Handmade coloring cards Momma receives each week from her friend (and ours) Suzy. Each card has a special Bible verse printed within. These special cards are treasured and carried around at all times in Momma’s purse.

Thornton’s Art Supply Premier Premium 150-Piece Artist Pencil Colored Pencil Drawing Sketching Set with Zippered Black Canvas Pencil Case

We soon bought her oodles of coloring books and this amazing colored pencil set. She would spend hours coloring, and even enjoyed sorting the colors in the case to her liking.

As her Alzheimer’s has progressed, her desire to color has diminished somewhat. She grows a bit frustrated by the super-detailed coloring pages she enjoyed at first, so we now purchase coloring books with bigger images and a little less detail. She has also gravitated over time to choosing just greens and yellows, so we keep her colored pencil case supplied with plenty of shades of green and yellow.

Puzzles – I’ve written about how much puzzles have been a blessing in our caregiving experience, first writing about it in a pre-blogging Facebook note titled, “Puzzled.” As with any other creative activity, if I ask Mom if she wants to do a puzzle, she’ll usually say an emphatic “No!” But, if I just sit down near her and start working on one, she’ll join the fun and will soon be pushing my hands away so she can work on it herself.

The church reminds her of the one where she was married in Anmoore, WV. Working this favorite 100-piece puzzle evokes memories and stories of her own wedding day. We put this one together several times a week – each time to her as if it were the first.

Not all puzzles are created equal when it comes to being friendly for those with cognitive or memory disorders, arthritic hands, or poor eye-sight. I am pretty impressed with puzzles by Springbok. Their puzzles are cheerfully bright and colorful and aren’t baby-ish. Puzzle pieces are larger and thicker than most puzzles, making it easier for elderly, shaky hands to handle.

My daughter captured this photo of her beloved grandma being too busy working a puzzle to even put her sandwich down between bites.

Bible and Devotional Reading – Momma is a woman of faith who loves the Lord Jesus with all of her heart.
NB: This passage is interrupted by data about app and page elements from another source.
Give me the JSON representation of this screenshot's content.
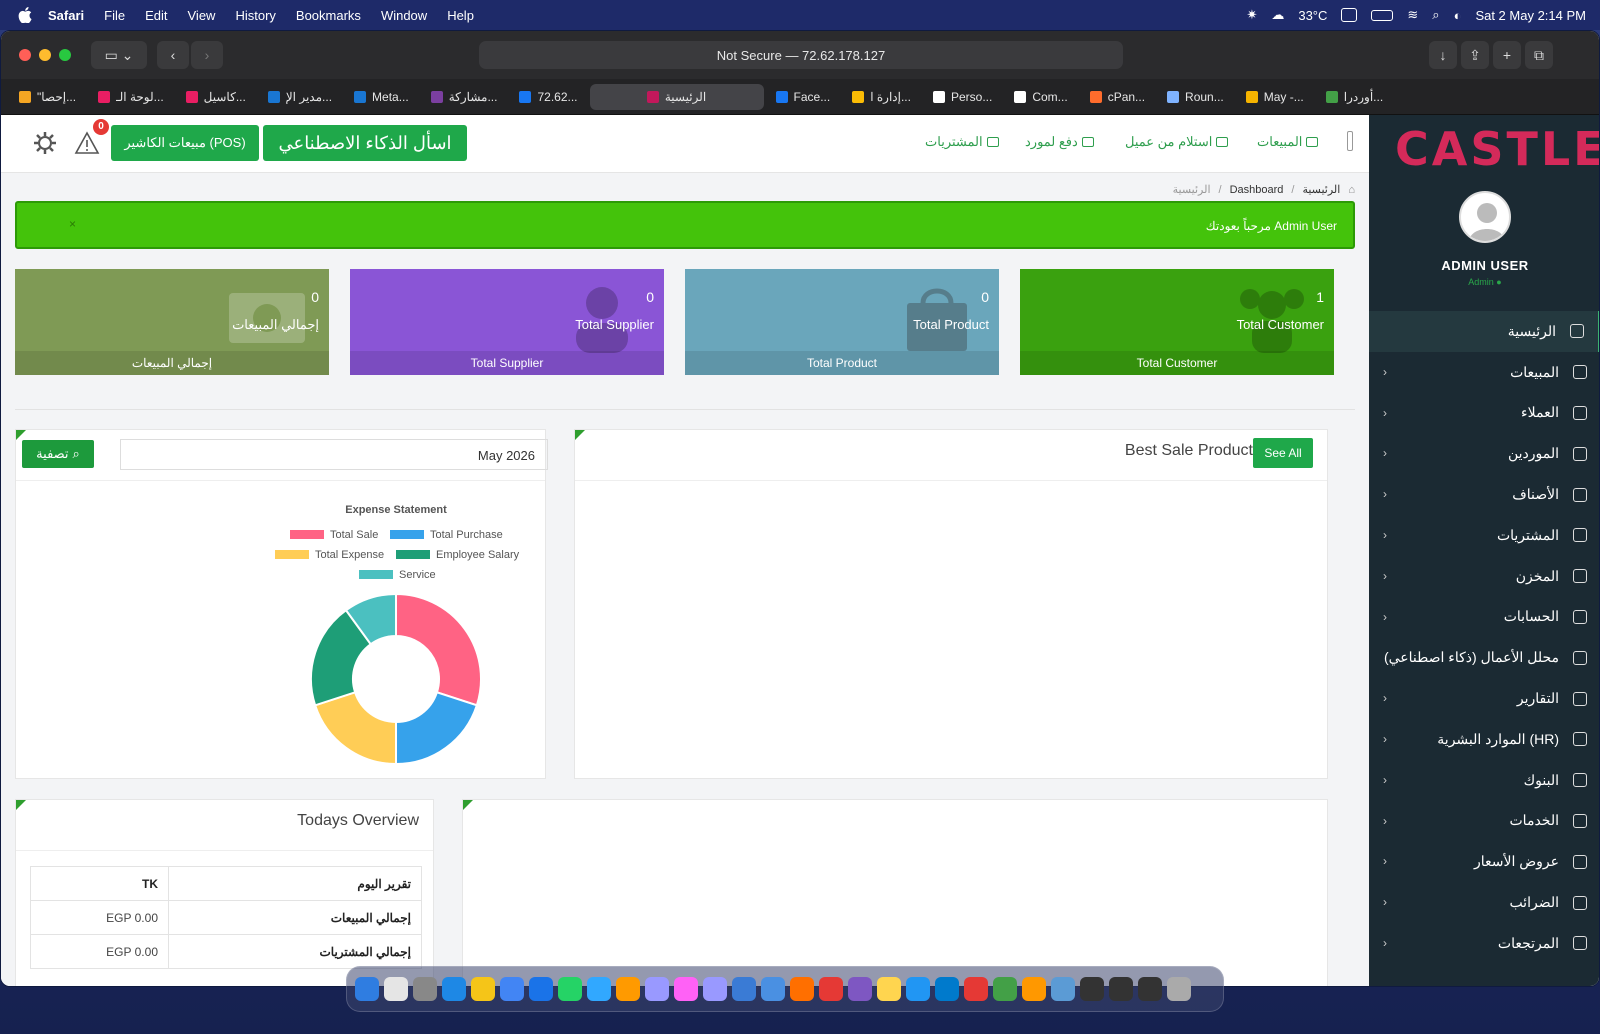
{
  "menubar": {
    "app_name": "Safari",
    "items": [
      "File",
      "Edit",
      "View",
      "History",
      "Bookmarks",
      "Window",
      "Help"
    ],
    "weather": "33°C",
    "datetime": "Sat 2 May  2:14 PM"
  },
  "browser": {
    "url": "Not Secure — 72.62.178.127",
    "tabs": [
      {
        "label": "\"إحصا...",
        "color": "#f5a623"
      },
      {
        "label": "لوحة الـ...",
        "color": "#e91e63"
      },
      {
        "label": "كاسيل...",
        "color": "#e91e63"
      },
      {
        "label": "مدير الإ...",
        "color": "#1976d2"
      },
      {
        "label": "Meta...",
        "color": "#1976d2"
      },
      {
        "label": "مشاركة...",
        "color": "#7b3fa0"
      },
      {
        "label": "72.62...",
        "color": "#1877f2"
      },
      {
        "label": "الرئيسية",
        "color": "#c2185b",
        "active": true
      },
      {
        "label": "Face...",
        "color": "#1877f2"
      },
      {
        "label": "إدارة ا...",
        "color": "#fbbc05"
      },
      {
        "label": "Perso...",
        "color": "#ffffff"
      },
      {
        "label": "Com...",
        "color": "#ffffff"
      },
      {
        "label": "cPan...",
        "color": "#ff6c2c"
      },
      {
        "label": "Roun...",
        "color": "#7fb3ff"
      },
      {
        "label": "May -...",
        "color": "#f6b400"
      },
      {
        "label": "أوردرا...",
        "color": "#43a047"
      }
    ]
  },
  "sidebar": {
    "logo": "CASTLE",
    "user_name": "ADMIN USER",
    "user_role": "Admin",
    "items": [
      {
        "label": "الرئيسية",
        "icon": "dashboard-icon",
        "active": true,
        "chevron": false
      },
      {
        "label": "المبيعات",
        "icon": "scale-icon",
        "chevron": true
      },
      {
        "label": "العملاء",
        "icon": "users-icon",
        "chevron": true
      },
      {
        "label": "الموردين",
        "icon": "lock-icon",
        "chevron": true
      },
      {
        "label": "الأصناف",
        "icon": "cubes-icon",
        "chevron": true
      },
      {
        "label": "المشتريات",
        "icon": "cart-icon",
        "chevron": true
      },
      {
        "label": "المخزن",
        "icon": "bar-chart-icon",
        "chevron": true
      },
      {
        "label": "الحسابات",
        "icon": "money-icon",
        "chevron": true
      },
      {
        "label": "محلل الأعمال (ذكاء اصطناعي)",
        "icon": "book-icon",
        "chevron": false
      },
      {
        "label": "التقارير",
        "icon": "open-book-icon",
        "chevron": true
      },
      {
        "label": "الموارد البشرية (HR)",
        "icon": "team-icon",
        "chevron": true
      },
      {
        "label": "البنوك",
        "icon": "bank-icon",
        "chevron": true
      },
      {
        "label": "الخدمات",
        "icon": "service-icon",
        "chevron": true
      },
      {
        "label": "عروض الأسعار",
        "icon": "quote-icon",
        "chevron": true
      },
      {
        "label": "الضرائب",
        "icon": "tax-icon",
        "chevron": true
      },
      {
        "label": "المرتجعات",
        "icon": "return-icon",
        "chevron": true
      }
    ]
  },
  "topnav": {
    "notification_count": "0",
    "pos_button": "مبيعات الكاشير (POS)",
    "ai_button": "اسأل الذكاء الاصطناعي",
    "links": {
      "purchases": "المشتريات",
      "pay_supplier": "دفع لمورد",
      "receive_customer": "استلام من عميل",
      "sales": "المبيعات"
    }
  },
  "breadcrumb": {
    "home": "الرئيسية",
    "dashboard": "Dashboard",
    "current": "الرئيسية"
  },
  "welcome": {
    "text": "مرحباً بعودتك Admin User",
    "close": "×"
  },
  "cards": [
    {
      "value": "0",
      "title": "إجمالي المبيعات",
      "footer": "إجمالي المبيعات",
      "color": "#7f9a55",
      "icon": "money-icon"
    },
    {
      "value": "0",
      "title": "Total Supplier",
      "footer": "Total Supplier",
      "color": "#8a55d6",
      "icon": "user-icon"
    },
    {
      "value": "0",
      "title": "Total Product",
      "footer": "Total Product",
      "color": "#6aa6bb",
      "icon": "bag-icon"
    },
    {
      "value": "1",
      "title": "Total Customer",
      "footer": "Total Customer",
      "color": "#3aa10f",
      "icon": "group-icon"
    }
  ],
  "expense_panel": {
    "filter_label": "تصفية",
    "month_value": "May 2026"
  },
  "chart_data": {
    "type": "pie",
    "title": "Expense Statement",
    "legend_position": "top",
    "series": [
      {
        "name": "Total Sale",
        "value": 30,
        "color": "#ff6384"
      },
      {
        "name": "Total Purchase",
        "value": 20,
        "color": "#36a2eb"
      },
      {
        "name": "Total Expense",
        "value": 20,
        "color": "#ffcd56"
      },
      {
        "name": "Employee Salary",
        "value": 20,
        "color": "#1e9e77"
      },
      {
        "name": "Service",
        "value": 10,
        "color": "#4bc0c0"
      }
    ]
  },
  "best_sale": {
    "title": "Best Sale Product",
    "see_all": "See All"
  },
  "overview": {
    "title": "Todays Overview",
    "header": [
      "تقرير اليوم",
      "TK"
    ],
    "rows": [
      {
        "label": "إجمالي المبيعات",
        "value": "EGP 0.00"
      },
      {
        "label": "إجمالي المشتريات",
        "value": "EGP 0.00"
      }
    ]
  }
}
It warms my heart to hear her talking with Him in prayer throughout the day and the night. Several of her well-marked Bibles will attest to the fact that she was a faithful student of the Word of God. Sadly, Alzheimer’s makes reading for understanding very difficult and Momma no longer reads her Bible like she used to do so faithfully. How thankful I am to know that even when she can no longer read, the Word of God stored up and treasured in her heart will still speak to her and bring her comfort.

I am thankful Mom can still read. On good days, she enjoys paging through one of her old study Bibles and re-reading notes she has written in the margins. and verses she has marked.

Mom was always a voracious reader, but can now only read small bits with understanding, and she may read and re-read the same page for an hour. Devotional books are perfect, as each daily devotional is only a page or two in length, succinct in thought, and features just one or two verses from God’s Word. I make sure she has several devotional books to choose from whenever she feels like reading a bit.

Fellow Caregivers, let’s hear your ideas too! EnCOURAGE one another daily!

 

Life: Just a Few Handbreadths

As I take care of Momma, the familial aspect of Alzheimer’s disease sometimes scares me. That fear isn’t all bad, in that it helps me realize that it is true that my lifetime is just a “few handbreadths,” a “mere vapor” that will pass before I know it. What I do with my days really does matter. Continue reading “Life: Just a Few Handbreadths”